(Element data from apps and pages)
◇ ◇ ◇ ◇

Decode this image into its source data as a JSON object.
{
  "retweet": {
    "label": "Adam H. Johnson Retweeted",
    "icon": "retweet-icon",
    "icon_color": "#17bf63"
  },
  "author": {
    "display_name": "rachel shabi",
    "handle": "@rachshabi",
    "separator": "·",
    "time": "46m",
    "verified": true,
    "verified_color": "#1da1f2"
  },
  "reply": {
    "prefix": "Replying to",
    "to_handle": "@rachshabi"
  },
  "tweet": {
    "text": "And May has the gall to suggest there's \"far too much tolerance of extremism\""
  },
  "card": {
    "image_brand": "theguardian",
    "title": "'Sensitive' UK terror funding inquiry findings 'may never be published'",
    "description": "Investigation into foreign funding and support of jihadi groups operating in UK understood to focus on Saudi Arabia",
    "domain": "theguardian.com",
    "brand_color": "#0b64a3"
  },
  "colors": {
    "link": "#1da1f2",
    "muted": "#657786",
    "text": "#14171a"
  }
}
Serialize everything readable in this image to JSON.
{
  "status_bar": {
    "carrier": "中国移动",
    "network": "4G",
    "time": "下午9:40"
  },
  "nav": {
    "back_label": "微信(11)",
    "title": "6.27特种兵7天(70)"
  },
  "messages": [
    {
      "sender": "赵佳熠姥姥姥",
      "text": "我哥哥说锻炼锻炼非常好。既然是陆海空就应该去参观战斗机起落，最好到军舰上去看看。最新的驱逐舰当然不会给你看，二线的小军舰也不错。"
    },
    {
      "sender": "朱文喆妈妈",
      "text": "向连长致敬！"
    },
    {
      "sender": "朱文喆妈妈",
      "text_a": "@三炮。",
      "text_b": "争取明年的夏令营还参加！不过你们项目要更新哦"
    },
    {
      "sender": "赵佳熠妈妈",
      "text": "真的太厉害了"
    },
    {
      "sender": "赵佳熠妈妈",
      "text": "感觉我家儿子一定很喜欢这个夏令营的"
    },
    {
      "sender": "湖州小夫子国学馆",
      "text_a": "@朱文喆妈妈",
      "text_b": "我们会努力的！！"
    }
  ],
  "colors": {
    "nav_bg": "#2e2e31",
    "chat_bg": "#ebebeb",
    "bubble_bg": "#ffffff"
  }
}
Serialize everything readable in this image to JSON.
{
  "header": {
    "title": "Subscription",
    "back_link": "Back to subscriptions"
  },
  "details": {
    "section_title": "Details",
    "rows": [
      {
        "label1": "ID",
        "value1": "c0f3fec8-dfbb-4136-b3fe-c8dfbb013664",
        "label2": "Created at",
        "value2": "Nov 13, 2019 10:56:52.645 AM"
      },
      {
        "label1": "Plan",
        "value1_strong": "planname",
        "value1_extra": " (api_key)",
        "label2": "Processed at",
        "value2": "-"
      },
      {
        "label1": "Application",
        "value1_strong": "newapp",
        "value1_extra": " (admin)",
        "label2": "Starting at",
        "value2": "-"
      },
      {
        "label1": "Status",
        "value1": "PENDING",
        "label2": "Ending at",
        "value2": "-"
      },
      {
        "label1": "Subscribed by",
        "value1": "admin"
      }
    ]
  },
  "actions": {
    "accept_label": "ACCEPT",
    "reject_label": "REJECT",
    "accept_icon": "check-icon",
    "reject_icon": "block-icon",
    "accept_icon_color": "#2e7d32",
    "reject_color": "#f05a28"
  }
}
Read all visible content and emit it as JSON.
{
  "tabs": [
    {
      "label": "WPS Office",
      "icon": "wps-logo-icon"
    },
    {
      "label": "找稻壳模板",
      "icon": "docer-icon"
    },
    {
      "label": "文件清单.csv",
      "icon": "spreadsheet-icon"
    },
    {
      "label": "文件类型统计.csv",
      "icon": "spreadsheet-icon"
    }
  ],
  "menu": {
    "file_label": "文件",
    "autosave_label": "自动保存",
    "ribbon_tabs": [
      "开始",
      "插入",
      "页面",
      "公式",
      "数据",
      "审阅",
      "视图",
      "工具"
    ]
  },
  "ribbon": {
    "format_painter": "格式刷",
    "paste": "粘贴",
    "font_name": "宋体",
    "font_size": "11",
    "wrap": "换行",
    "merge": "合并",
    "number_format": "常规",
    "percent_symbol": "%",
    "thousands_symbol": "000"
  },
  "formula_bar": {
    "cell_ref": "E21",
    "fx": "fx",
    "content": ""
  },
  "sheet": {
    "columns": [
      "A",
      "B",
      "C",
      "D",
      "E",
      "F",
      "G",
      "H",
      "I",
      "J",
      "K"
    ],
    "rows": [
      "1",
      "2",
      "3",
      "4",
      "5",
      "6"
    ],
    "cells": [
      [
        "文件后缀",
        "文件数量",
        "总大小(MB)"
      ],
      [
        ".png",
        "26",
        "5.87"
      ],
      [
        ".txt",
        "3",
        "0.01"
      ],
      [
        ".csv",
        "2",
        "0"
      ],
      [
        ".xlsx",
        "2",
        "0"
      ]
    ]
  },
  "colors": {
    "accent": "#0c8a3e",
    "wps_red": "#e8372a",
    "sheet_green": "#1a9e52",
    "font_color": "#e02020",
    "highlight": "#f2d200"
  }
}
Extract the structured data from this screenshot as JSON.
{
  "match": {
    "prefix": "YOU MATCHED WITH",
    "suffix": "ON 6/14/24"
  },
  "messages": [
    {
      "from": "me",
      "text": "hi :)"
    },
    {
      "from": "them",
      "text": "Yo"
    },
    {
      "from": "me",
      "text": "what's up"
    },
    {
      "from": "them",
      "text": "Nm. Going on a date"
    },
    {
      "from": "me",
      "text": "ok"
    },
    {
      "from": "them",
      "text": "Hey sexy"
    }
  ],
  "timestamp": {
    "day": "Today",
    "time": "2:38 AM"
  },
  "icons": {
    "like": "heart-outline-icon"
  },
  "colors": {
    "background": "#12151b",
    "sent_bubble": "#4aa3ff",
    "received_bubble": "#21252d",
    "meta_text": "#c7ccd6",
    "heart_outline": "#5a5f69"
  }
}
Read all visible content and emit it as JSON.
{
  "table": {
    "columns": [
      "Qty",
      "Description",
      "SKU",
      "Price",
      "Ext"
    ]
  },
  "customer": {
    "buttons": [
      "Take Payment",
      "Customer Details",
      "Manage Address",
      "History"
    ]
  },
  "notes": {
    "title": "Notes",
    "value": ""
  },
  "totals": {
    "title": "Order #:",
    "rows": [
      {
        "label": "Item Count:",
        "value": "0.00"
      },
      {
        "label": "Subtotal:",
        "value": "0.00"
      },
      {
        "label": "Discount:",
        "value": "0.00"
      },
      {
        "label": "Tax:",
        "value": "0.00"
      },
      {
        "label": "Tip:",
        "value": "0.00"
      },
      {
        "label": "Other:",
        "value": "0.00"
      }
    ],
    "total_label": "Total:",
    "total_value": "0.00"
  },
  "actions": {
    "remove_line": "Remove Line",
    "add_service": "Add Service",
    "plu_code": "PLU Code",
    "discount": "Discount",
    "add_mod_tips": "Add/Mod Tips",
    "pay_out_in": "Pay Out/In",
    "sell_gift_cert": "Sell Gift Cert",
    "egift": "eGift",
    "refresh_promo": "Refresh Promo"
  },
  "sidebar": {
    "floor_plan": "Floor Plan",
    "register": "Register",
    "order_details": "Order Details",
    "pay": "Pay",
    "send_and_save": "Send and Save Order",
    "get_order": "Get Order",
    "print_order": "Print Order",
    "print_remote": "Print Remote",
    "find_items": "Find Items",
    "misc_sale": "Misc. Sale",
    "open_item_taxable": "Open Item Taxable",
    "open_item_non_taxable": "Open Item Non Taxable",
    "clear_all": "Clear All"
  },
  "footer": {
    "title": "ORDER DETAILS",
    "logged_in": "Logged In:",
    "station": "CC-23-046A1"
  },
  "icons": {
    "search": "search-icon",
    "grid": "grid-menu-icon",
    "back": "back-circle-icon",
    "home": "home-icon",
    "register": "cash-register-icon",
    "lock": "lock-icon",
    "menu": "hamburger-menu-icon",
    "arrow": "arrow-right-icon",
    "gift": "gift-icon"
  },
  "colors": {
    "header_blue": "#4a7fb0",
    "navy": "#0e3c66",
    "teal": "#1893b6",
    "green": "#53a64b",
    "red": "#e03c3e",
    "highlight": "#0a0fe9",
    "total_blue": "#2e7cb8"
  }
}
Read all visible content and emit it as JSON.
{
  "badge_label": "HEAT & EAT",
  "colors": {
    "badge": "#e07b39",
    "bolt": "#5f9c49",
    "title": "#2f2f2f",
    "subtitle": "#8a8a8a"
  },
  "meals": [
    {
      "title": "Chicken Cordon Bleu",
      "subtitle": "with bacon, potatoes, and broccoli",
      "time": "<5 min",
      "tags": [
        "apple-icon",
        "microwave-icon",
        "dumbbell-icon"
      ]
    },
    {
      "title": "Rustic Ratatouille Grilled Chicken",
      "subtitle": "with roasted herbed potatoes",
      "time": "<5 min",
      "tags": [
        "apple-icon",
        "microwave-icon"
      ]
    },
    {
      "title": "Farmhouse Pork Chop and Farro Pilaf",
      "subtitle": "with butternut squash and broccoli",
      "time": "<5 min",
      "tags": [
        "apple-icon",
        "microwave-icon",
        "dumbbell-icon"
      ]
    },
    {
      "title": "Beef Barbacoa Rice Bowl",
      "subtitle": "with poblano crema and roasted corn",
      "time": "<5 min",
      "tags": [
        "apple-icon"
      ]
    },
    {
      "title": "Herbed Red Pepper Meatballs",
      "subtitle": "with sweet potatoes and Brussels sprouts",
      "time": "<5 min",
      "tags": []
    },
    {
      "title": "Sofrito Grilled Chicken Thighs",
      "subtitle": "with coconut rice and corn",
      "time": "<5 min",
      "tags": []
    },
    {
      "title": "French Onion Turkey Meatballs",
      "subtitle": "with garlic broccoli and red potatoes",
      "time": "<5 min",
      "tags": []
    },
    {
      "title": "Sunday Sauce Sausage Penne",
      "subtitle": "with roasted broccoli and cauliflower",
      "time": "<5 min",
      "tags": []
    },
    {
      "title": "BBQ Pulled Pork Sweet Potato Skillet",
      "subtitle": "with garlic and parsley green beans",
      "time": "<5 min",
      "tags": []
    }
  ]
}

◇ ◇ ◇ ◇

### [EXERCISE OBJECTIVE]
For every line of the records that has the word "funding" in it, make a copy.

### [ANSWER FOR THE TASK]
    "title": "'Sensitive' UK terror funding inquiry findings 'may never be published'",
    "description": "Investigation into foreign funding and support of jihadi groups operating in UK understood to focus on Saudi Arabia",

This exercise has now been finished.